Are your indoor plants hungry?

Used or spent coffee grounds being used as natural plants fertilizer

How long has it been since you fed your indoor plants? Because of lower light levels and shorter days, indoor plants grow more slowly during winter months and therefore use less fertilizer. However, plants do need regular fertilization for best growth.

The best indication of need for additional fertilizer is older leaves turning light green and yellow. An occasional yellow leaf is not cause for concern. Plants naturally drop the oldest leaves as they mature and are no longer producing food. Certain nutrients are transferred from old leaves to new growth in a natural recycling process. Nitrogen is the main nutrient transferred. However, if nitrogen supply is inadequate, it will be transferred from older leaves in order to keep up with new growth.
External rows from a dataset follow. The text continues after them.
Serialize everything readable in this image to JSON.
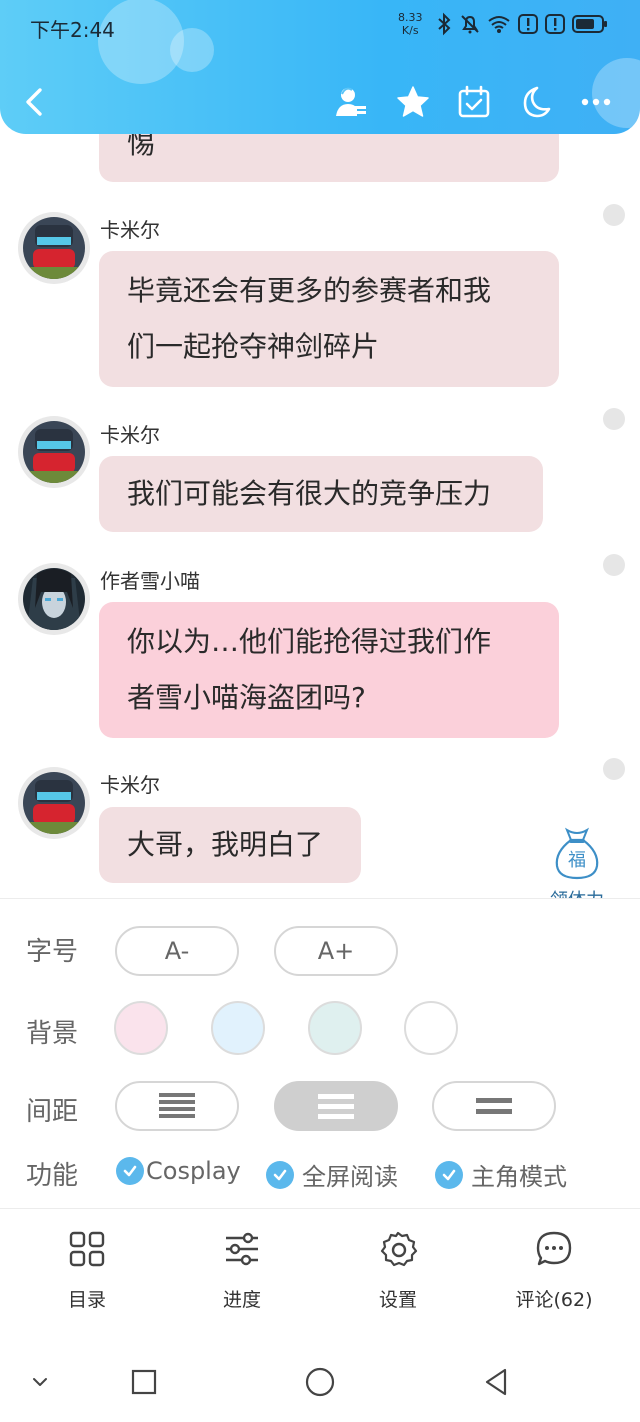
{
  "status_bar": {
    "time": "下午2:44",
    "net_speed_value": "8.33",
    "net_speed_unit": "K/s",
    "icons": [
      "bluetooth-icon",
      "mute-bell-icon",
      "wifi-icon",
      "alert-icon",
      "alert-icon",
      "battery-icon"
    ]
  },
  "toolbar": {
    "icons": [
      "back-icon",
      "user-share-icon",
      "star-icon",
      "calendar-check-icon",
      "moon-icon",
      "more-icon"
    ]
  },
  "chat": {
    "partial_text": "惕",
    "messages": [
      {
        "sender": "卡米尔",
        "line1": "毕竟还会有更多的参赛者和我",
        "line2": "们一起抢夺神剑碎片"
      },
      {
        "sender": "卡米尔",
        "line1": "我们可能会有很大的竞争压力"
      },
      {
        "sender": "作者雪小喵",
        "line1": "你以为…他们能抢得过我们作",
        "line2": "者雪小喵海盗团吗?"
      },
      {
        "sender": "卡米尔",
        "line1": "大哥，我明白了"
      }
    ]
  },
  "reward": {
    "label": "领体力",
    "bag_char": "福"
  },
  "settings": {
    "font_size": {
      "label": "字号",
      "decrease": "A-",
      "increase": "A+"
    },
    "background": {
      "label": "背景",
      "colors": [
        "#fae3ec",
        "#e1f2fd",
        "#dff0ef",
        "#ffffff"
      ]
    },
    "spacing": {
      "label": "间距"
    },
    "features": {
      "label": "功能",
      "items": [
        "Cosplay",
        "全屏阅读",
        "主角模式"
      ]
    }
  },
  "bottom_nav": {
    "items": [
      {
        "label": "目录",
        "icon": "grid-icon"
      },
      {
        "label": "进度",
        "icon": "sliders-icon"
      },
      {
        "label": "设置",
        "icon": "gear-icon"
      },
      {
        "label": "评论(62)",
        "icon": "comment-icon"
      }
    ]
  },
  "colors": {
    "header_start": "#5ecdf7",
    "header_end": "#3fb0f5",
    "bubble": "#f2dfe1",
    "author_bubble": "#fbd0da",
    "check": "#5bb8ec"
  }
}
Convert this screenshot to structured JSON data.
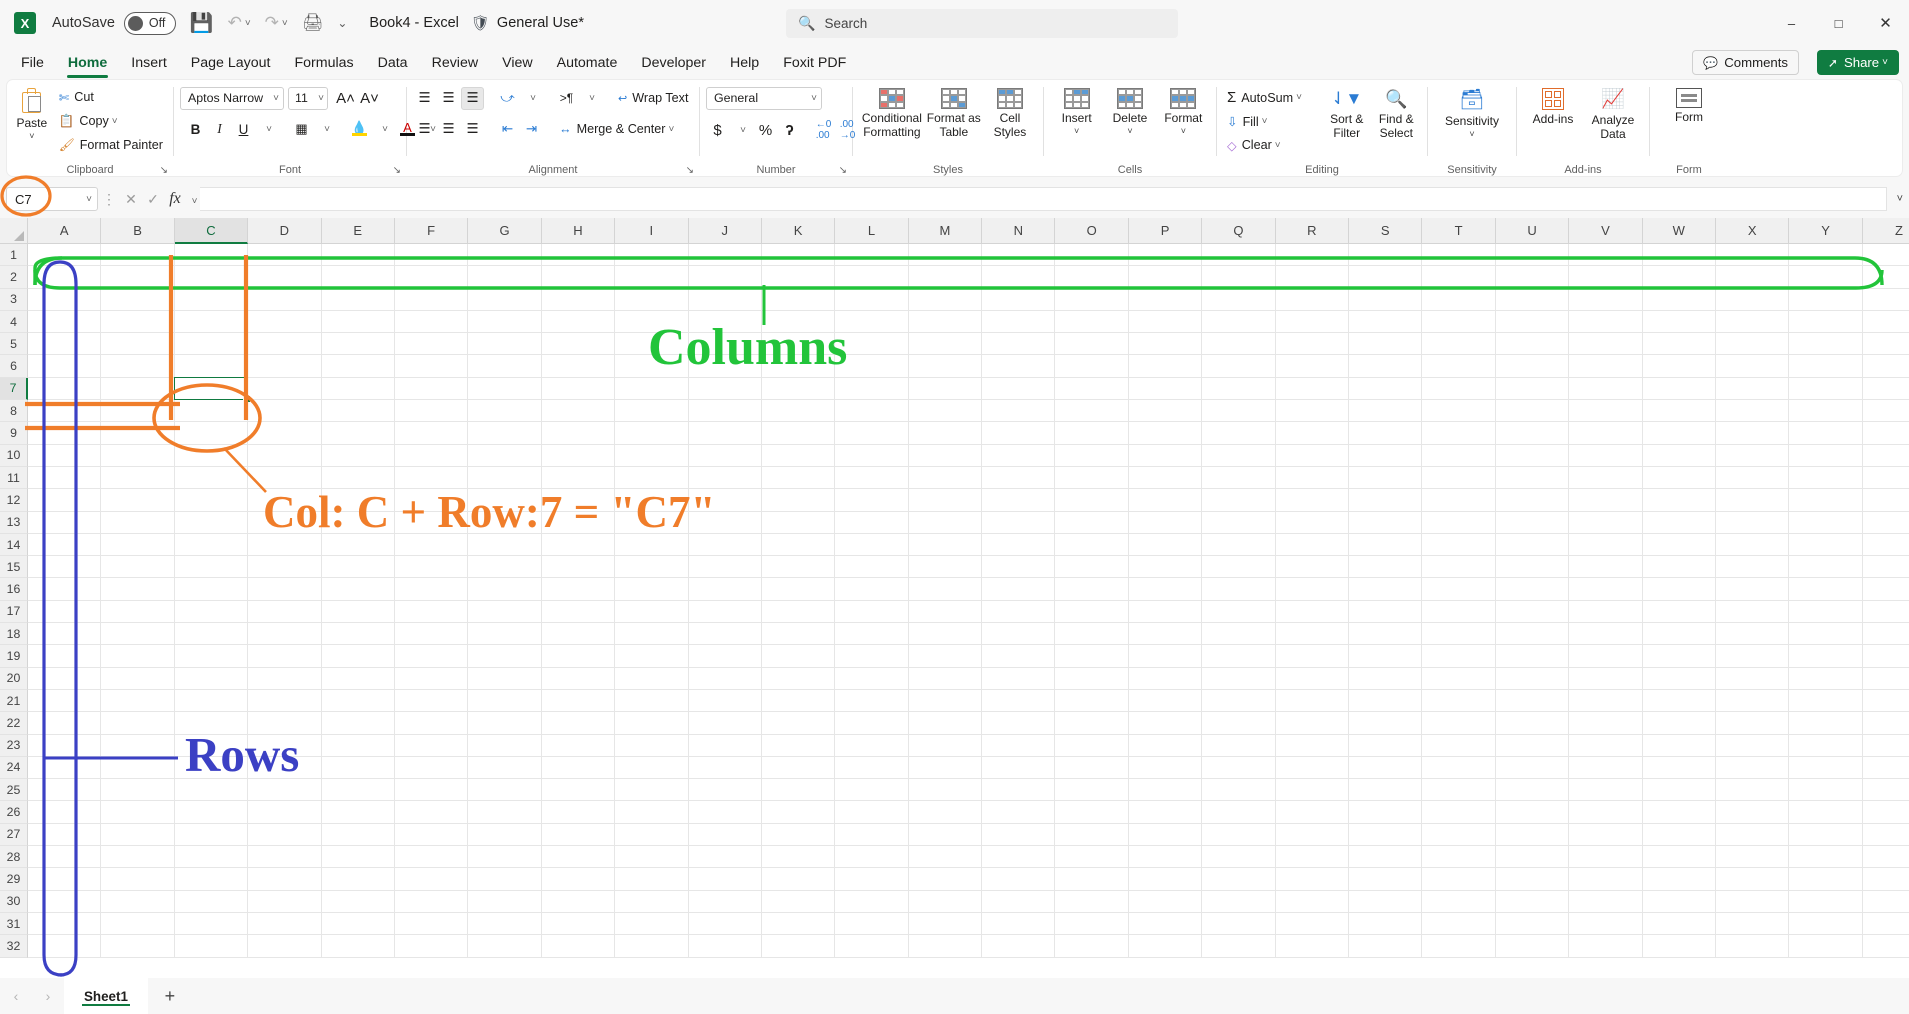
{
  "titlebar": {
    "app_icon": "excel-logo",
    "autosave_label": "AutoSave",
    "autosave_state": "Off",
    "save_icon": "save-icon",
    "undo_icon": "undo-icon",
    "redo_icon": "redo-icon",
    "print_icon": "quick-print-icon",
    "customize_icon": "customize-quick-access-icon",
    "document_title": "Book4  -  Excel",
    "sensitivity_shield": "shield-icon",
    "sensitivity_label": "General Use*",
    "search_placeholder": "Search",
    "search_icon": "search-icon",
    "minimize": "–",
    "maximize": "□",
    "close": "✕"
  },
  "tabs": [
    {
      "label": "File",
      "active": false
    },
    {
      "label": "Home",
      "active": true
    },
    {
      "label": "Insert",
      "active": false
    },
    {
      "label": "Page Layout",
      "active": false
    },
    {
      "label": "Formulas",
      "active": false
    },
    {
      "label": "Data",
      "active": false
    },
    {
      "label": "Review",
      "active": false
    },
    {
      "label": "View",
      "active": false
    },
    {
      "label": "Automate",
      "active": false
    },
    {
      "label": "Developer",
      "active": false
    },
    {
      "label": "Help",
      "active": false
    },
    {
      "label": "Foxit PDF",
      "active": false
    }
  ],
  "tabrow_right": {
    "comments_label": "Comments",
    "comments_icon": "comment-icon",
    "share_label": "Share",
    "share_icon": "share-icon",
    "share_color": "#107c41"
  },
  "ribbon": {
    "clipboard": {
      "group_label": "Clipboard",
      "paste_label": "Paste",
      "cut_label": "Cut",
      "copy_label": "Copy",
      "format_painter_label": "Format Painter",
      "dialog_launcher": "↘"
    },
    "font": {
      "group_label": "Font",
      "font_name": "Aptos Narrow",
      "font_size": "11",
      "grow_font": "A˄",
      "shrink_font": "A˅",
      "bold": "B",
      "italic": "I",
      "underline": "U",
      "borders": "borders-icon",
      "fill_color": "fill-color-icon",
      "font_color": "font-color-icon",
      "dialog_launcher": "↘"
    },
    "alignment": {
      "group_label": "Alignment",
      "align_top": "align-top-icon",
      "align_middle": "align-middle-icon",
      "align_bottom": "align-bottom-icon",
      "orientation": "orientation-icon",
      "text_direction": "text-direction-icon",
      "align_left": "align-left-icon",
      "align_center": "align-center-icon",
      "align_right": "align-right-icon",
      "decrease_indent": "decrease-indent-icon",
      "increase_indent": "increase-indent-icon",
      "wrap_text_label": "Wrap Text",
      "merge_center_label": "Merge & Center",
      "dialog_launcher": "↘"
    },
    "number": {
      "group_label": "Number",
      "format_value": "General",
      "currency": "$",
      "percent": "%",
      "comma": "ʔ",
      "increase_decimal": "increase-decimal-icon",
      "decrease_decimal": "decrease-decimal-icon",
      "dialog_launcher": "↘"
    },
    "styles": {
      "group_label": "Styles",
      "conditional_formatting_label": "Conditional\nFormatting",
      "format_as_table_label": "Format as\nTable",
      "cell_styles_label": "Cell\nStyles"
    },
    "cells": {
      "group_label": "Cells",
      "insert_label": "Insert",
      "delete_label": "Delete",
      "format_label": "Format"
    },
    "editing": {
      "group_label": "Editing",
      "autosum_label": "AutoSum",
      "fill_label": "Fill",
      "clear_label": "Clear",
      "sort_filter_label": "Sort &\nFilter",
      "find_select_label": "Find &\nSelect"
    },
    "sensitivity": {
      "group_label": "Sensitivity",
      "button_label": "Sensitivity"
    },
    "addins": {
      "group_label": "Add-ins",
      "button_label": "Add-ins",
      "analyze_data_label": "Analyze\nData"
    },
    "form": {
      "group_label": "Form",
      "button_label": "Form"
    }
  },
  "formula_bar": {
    "name_box_value": "C7",
    "cancel_icon": "cancel-icon",
    "enter_icon": "confirm-icon",
    "insert_function_icon": "fx-icon",
    "formula_value": "",
    "expand_icon": "expand-formula-bar-icon",
    "more_icon": "more-options-icon"
  },
  "grid": {
    "columns": [
      "A",
      "B",
      "C",
      "D",
      "E",
      "F",
      "G",
      "H",
      "I",
      "J",
      "K",
      "L",
      "M",
      "N",
      "O",
      "P",
      "Q",
      "R",
      "S",
      "T",
      "U",
      "V",
      "W",
      "X",
      "Y",
      "Z"
    ],
    "rows": [
      1,
      2,
      3,
      4,
      5,
      6,
      7,
      8,
      9,
      10,
      11,
      12,
      13,
      14,
      15,
      16,
      17,
      18,
      19,
      20,
      21,
      22,
      23,
      24,
      25,
      26,
      27,
      28,
      29,
      30,
      31,
      32
    ],
    "selected_cell": "C7",
    "selected_column": "C",
    "selected_row": 7,
    "cell_content": ""
  },
  "annotations": {
    "columns_label": "Columns",
    "columns_color": "#22c43a",
    "rows_label": "Rows",
    "rows_color": "#3b40c4",
    "cell_label": "Col: C + Row:7 = \"C7\"",
    "cell_color": "#f07d2a"
  },
  "sheetbar": {
    "prev_icon": "‹",
    "next_icon": "›",
    "sheets": [
      {
        "name": "Sheet1",
        "active": true
      }
    ],
    "add_sheet_icon": "+"
  }
}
Iron and certain other micro-nutrients cannot be transferred from old to new growth. Therefore, if they are in short supply, the new leaves start to yellow, but continue to have green veins. If newest growth turns light green to yellow without green veins, it may be caused by excess fertilizer or salt accumulation caused by watering with softened water.
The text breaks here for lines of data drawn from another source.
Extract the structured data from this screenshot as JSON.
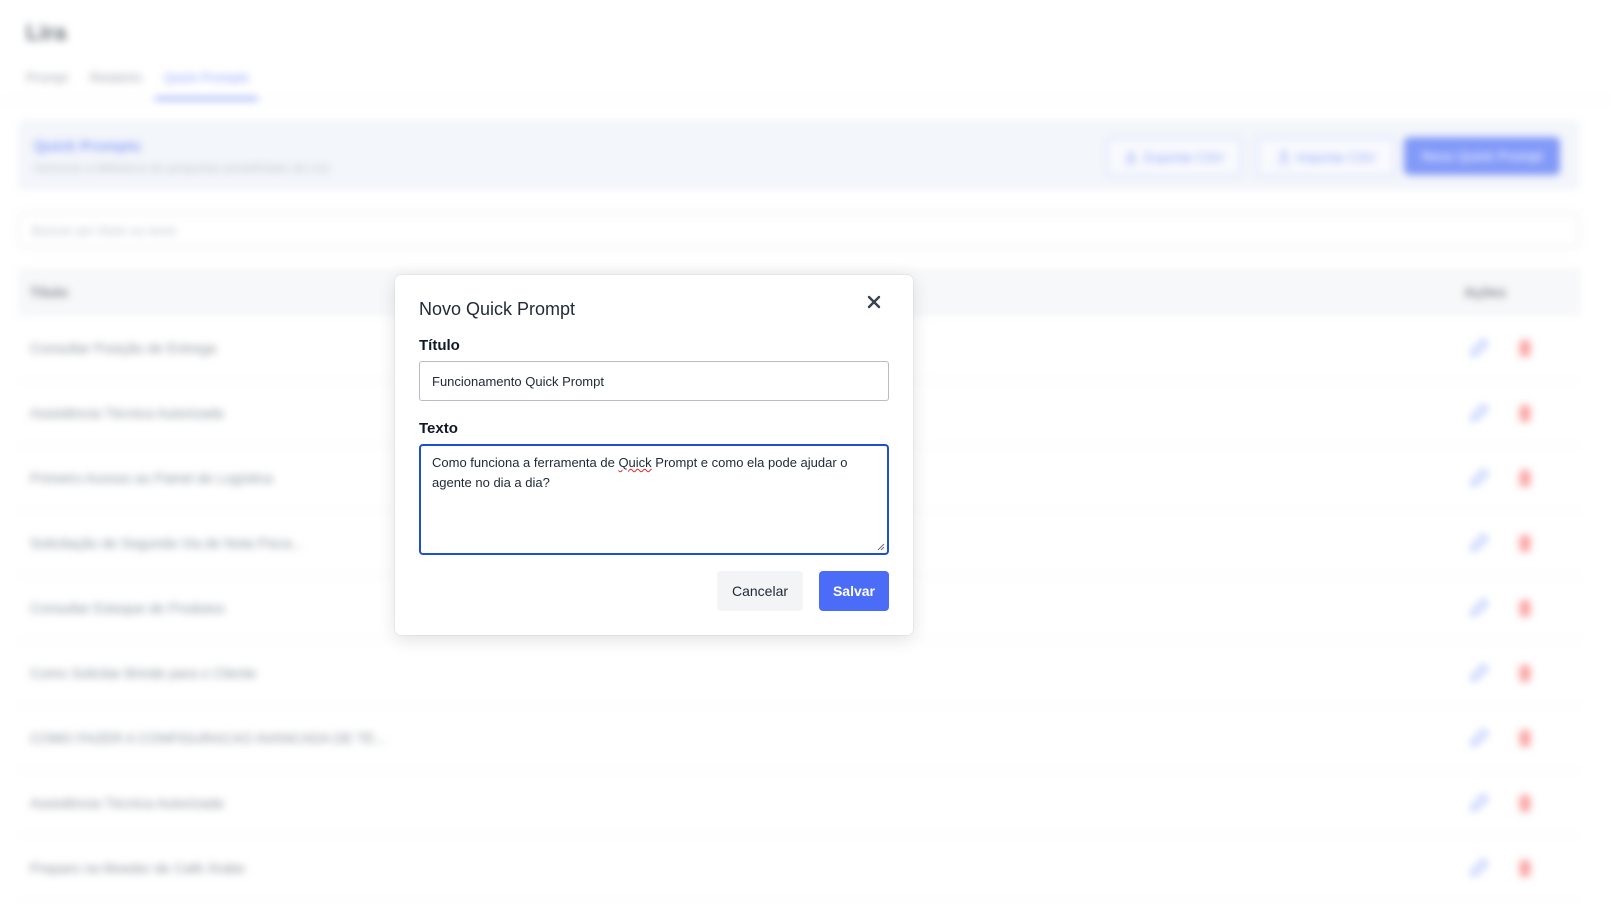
{
  "app": {
    "title": "Lira",
    "tabs": [
      {
        "label": "Prompt",
        "active": false
      },
      {
        "label": "Relatório",
        "active": false
      },
      {
        "label": "Quick Prompts",
        "active": true
      }
    ]
  },
  "header": {
    "title": "Quick Prompts",
    "subtitle": "Gerencie a biblioteca de perguntas predefinidas da Lira",
    "export_label": "Exportar CSV",
    "import_label": "Importar CSV",
    "new_label": "Novo Quick Prompt"
  },
  "search": {
    "placeholder": "Buscar por título ou texto"
  },
  "table": {
    "col_title": "Título",
    "col_actions": "Ações",
    "rows": [
      "Consultar Posição de Entrega",
      "Assistência Técnica Autorizada",
      "Primeiro Acesso ao Painel de Logística",
      "Solicitação de Segunda Via de Nota Fisca...",
      "Consultar Estoque de Produtos",
      "Como Solicitar Brinde para o Cliente",
      "COMO FAZER A CONFIGURACAO AVANCADA DE TE...",
      "Assistência Técnica Autorizada",
      "Preparo na Moedor de Café Árabe"
    ]
  },
  "colors": {
    "accent": "#4a6cf7",
    "danger": "#f87171",
    "edit": "#6b8cf7"
  },
  "modal": {
    "title": "Novo Quick Prompt",
    "title_label": "Título",
    "title_value": "Funcionamento Quick Prompt",
    "text_label": "Texto",
    "text_value_before": "Como funciona a ferramenta de ",
    "text_value_misspelled": "Quick",
    "text_value_after": " Prompt e como ela pode ajudar o agente no dia a dia?",
    "cancel_label": "Cancelar",
    "save_label": "Salvar",
    "close_icon": "close-icon"
  }
}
Lack of adequate light, cold temperature, alkaline soil, and excess watering can also cause plant leaves to turn light green and yellow. So consider these factors when deciding what action to take.
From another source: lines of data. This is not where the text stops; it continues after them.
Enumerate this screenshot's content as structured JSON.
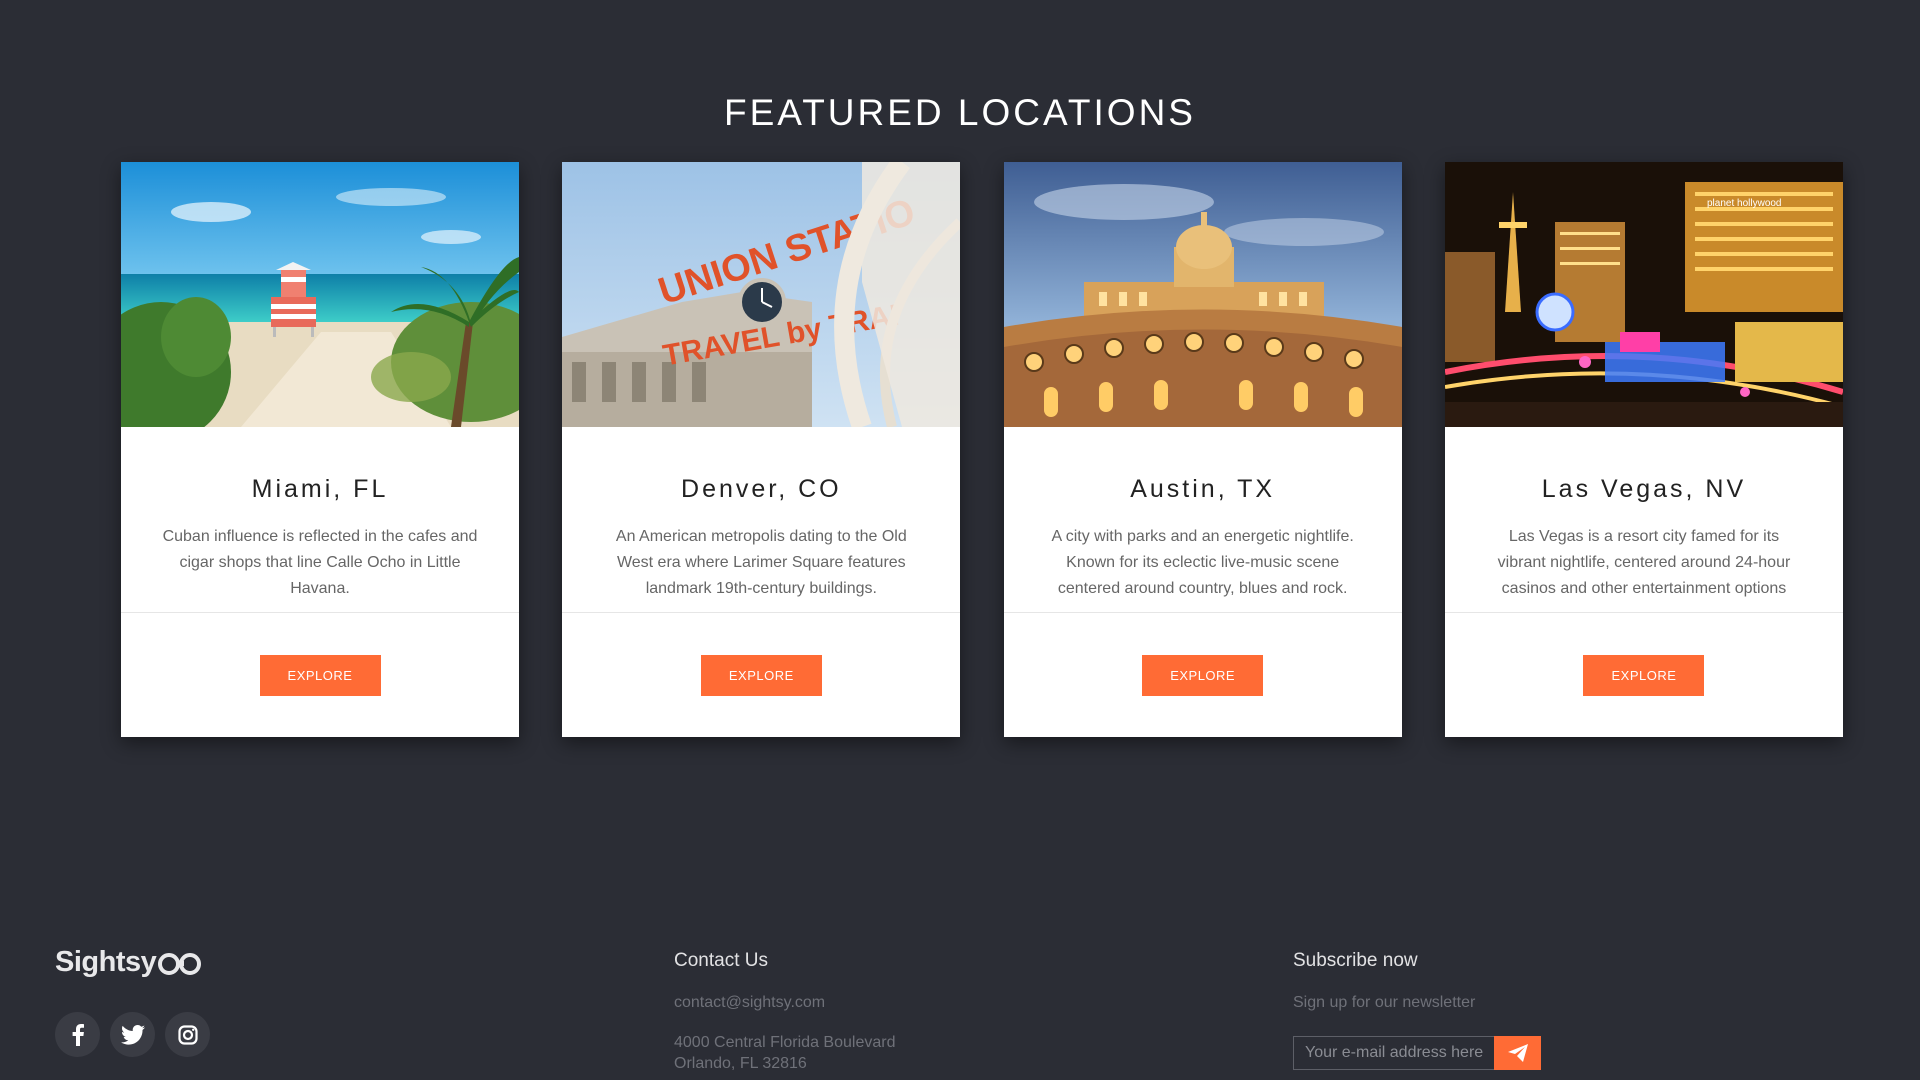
{
  "section": {
    "title": "FEATURED LOCATIONS"
  },
  "cards": [
    {
      "title": "Miami, FL",
      "description": "Cuban influence is reflected in the cafes and cigar shops that line Calle Ocho in Little Havana.",
      "button": "EXPLORE"
    },
    {
      "title": "Denver, CO",
      "description": "An American metropolis dating to the Old West era where Larimer Square features landmark 19th-century buildings.",
      "button": "EXPLORE",
      "sign_line1": "UNION STATIO",
      "sign_line2": "TRAVEL by TRAI"
    },
    {
      "title": "Austin, TX",
      "description": "A city with parks and an energetic nightlife. Known for its eclectic live-music scene centered around country, blues and rock.",
      "button": "EXPLORE"
    },
    {
      "title": "Las Vegas, NV",
      "description": "Las Vegas is a resort city famed for its vibrant nightlife, centered around 24-hour casinos and other entertainment options",
      "button": "EXPLORE",
      "sign_text": "planet hollywood"
    }
  ],
  "footer": {
    "logo": "Sightsy",
    "socials": [
      "facebook-icon",
      "twitter-icon",
      "instagram-icon"
    ],
    "contact": {
      "heading": "Contact Us",
      "email": "contact@sightsy.com",
      "address_line1": "4000 Central Florida Boulevard",
      "address_line2": "Orlando, FL 32816"
    },
    "subscribe": {
      "heading": "Subscribe now",
      "text": "Sign up for our newsletter",
      "placeholder": "Your e-mail address here"
    }
  },
  "colors": {
    "background": "#2b2d35",
    "accent": "#ff6b35",
    "card": "#ffffff"
  }
}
I use an indoor plant fertilizer which contains both nitrogen and iron as a way to avoid both causes of yellowing. Liquid and soluble powder fertilizers are convenient to apply when plants are irrigated. There are two rates for most fertilizers. The lower rate allows you to add a little fertilizer every time you water. This applies fertilizer according to plant needs and is the easiest to remember. Since plants use less water in the winter, fertilizer is also reduced. A higher rate is usually given for monthly or less frequent irrigation. If you use this method, mark your calendar so you won’t forget. You may want to lengthen the interval between applying fertilizer by a week or two during winter months.

My favorite type of indoor fertilizer is time release or slow release. Fertilizer pellets are covered with a plastic coating which contains tiny, microscopic pores. Every time a pot is watered, some of the water flows in through these pores, dissolves a little fertilizer and flows out again. This method also applies fertilizer according to plant needs. These encapsulated fertilizers last from three to six months. I like to make a calendar note based upon the fertilizer label so I will know when it is time to reapply. I also watch for signs of yellowing leaves and apply some extra liquid fertilizer as needed.

Allen Wilson can be contacted at